By Advocate.com Editors
Originally published on Advocate.com December 05 2003 12:00 AM ET
New York City mayor Michael Bloomberg on Monday announced that the city will begin offering rapid HIV antibody tests in 2004 because the long wait for results from existing testing methods discourages city residents from being tested or returning to testing sites to obtain their results, the New York Post reports. "In the meantime, if they had to wait a long time, perhaps other people were infected," Bloomberg said.
The tests will be offered through city health agencies and clinics as well as by AIDS service groups that receive city funds for HIV testing. The mayor also announced the formation of a 20-member commission to help shape the city's HIV/AIDS policies. The commission will consist of city officials, health care experts, and social service organization representatives.

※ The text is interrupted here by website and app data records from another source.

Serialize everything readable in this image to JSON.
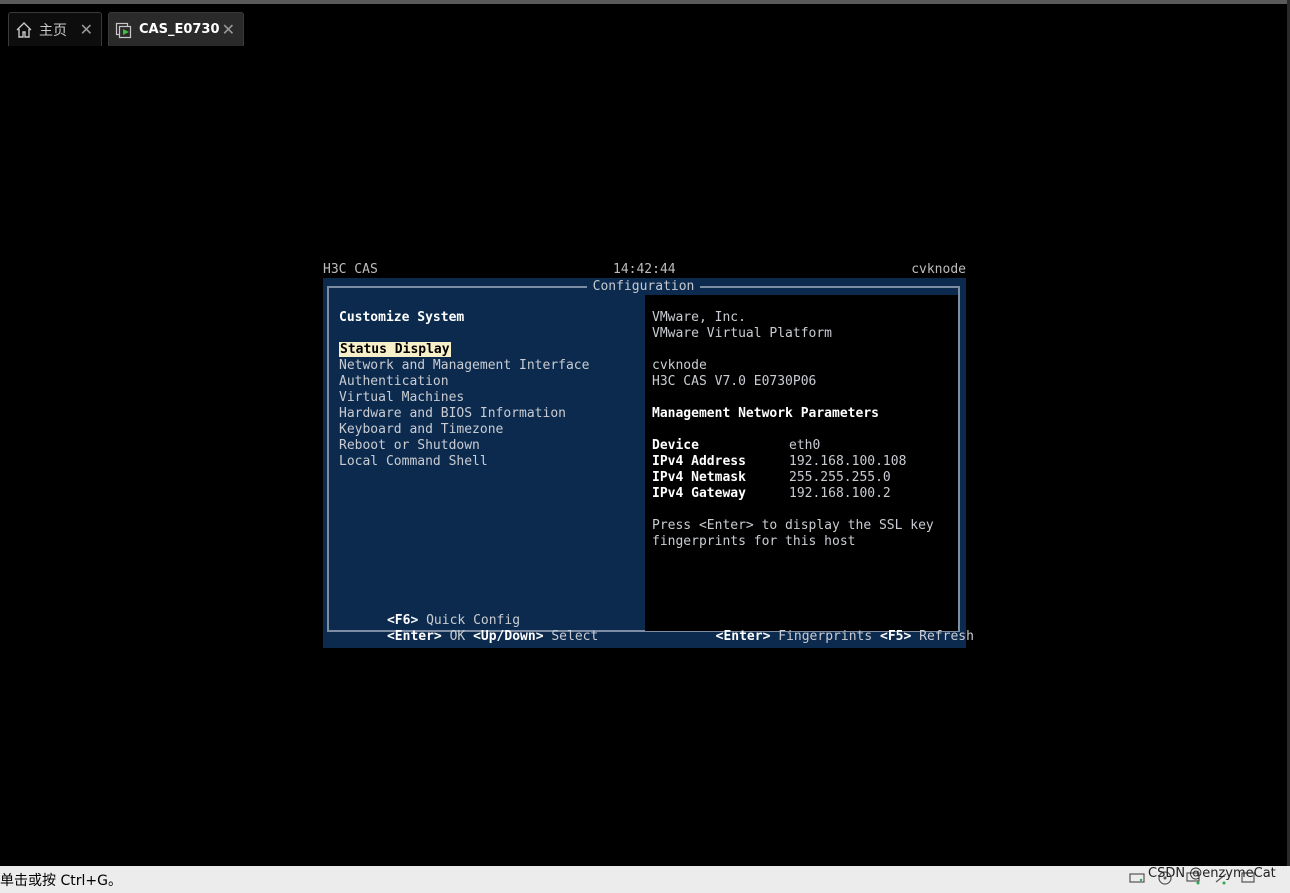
{
  "tabs": [
    {
      "label": "主页",
      "icon": "home-icon"
    },
    {
      "label": "CAS_E0730",
      "icon": "vm-running-icon"
    }
  ],
  "console": {
    "header_left": "H3C CAS",
    "header_time": "14:42:44",
    "header_right": "cvknode",
    "title": "Configuration",
    "menu_heading": "Customize System",
    "menu_items": [
      "Status Display",
      "Network and Management Interface",
      "Authentication",
      "Virtual Machines",
      "Hardware and BIOS Information",
      "Keyboard and Timezone",
      "Reboot or Shutdown",
      "Local Command Shell"
    ],
    "left_footer": {
      "f6_key": "<F6>",
      "f6_label": "Quick Config",
      "enter_key": "<Enter>",
      "enter_label": "OK",
      "updown_key": "<Up/Down>",
      "updown_label": "Select"
    },
    "info": {
      "vendor": "VMware, Inc.",
      "platform": "VMware Virtual Platform",
      "hostname": "cvknode",
      "version": "H3C CAS V7.0 E0730P06",
      "section_title": "Management Network Parameters",
      "params": [
        {
          "label": "Device",
          "value": "eth0"
        },
        {
          "label": "IPv4 Address",
          "value": "192.168.100.108"
        },
        {
          "label": "IPv4 Netmask",
          "value": "255.255.255.0"
        },
        {
          "label": "IPv4 Gateway",
          "value": "192.168.100.2"
        }
      ],
      "hint_line1": "Press <Enter> to display the SSL key",
      "hint_line2": "fingerprints for this host"
    },
    "right_footer": {
      "enter_key": "<Enter>",
      "enter_label": "Fingerprints",
      "f5_key": "<F5>",
      "f5_label": "Refresh"
    }
  },
  "statusbar": {
    "text": "单击或按 Ctrl+G。",
    "watermark": "CSDN @enzymeCat"
  }
}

While AIDS activists praised the decision to begin providing city-funded rapid HIV testing, some questioned whether a new AIDS panel was needed. "Why are we having yet another commission to reexamine data we already know?" asked Keith Cylar, copresident of the AIDS service organization Housing Works. There are about 81,000 people living with HIV/AIDS in New York City. More than 5,400 new HIV infections were recorded in the city in 2002.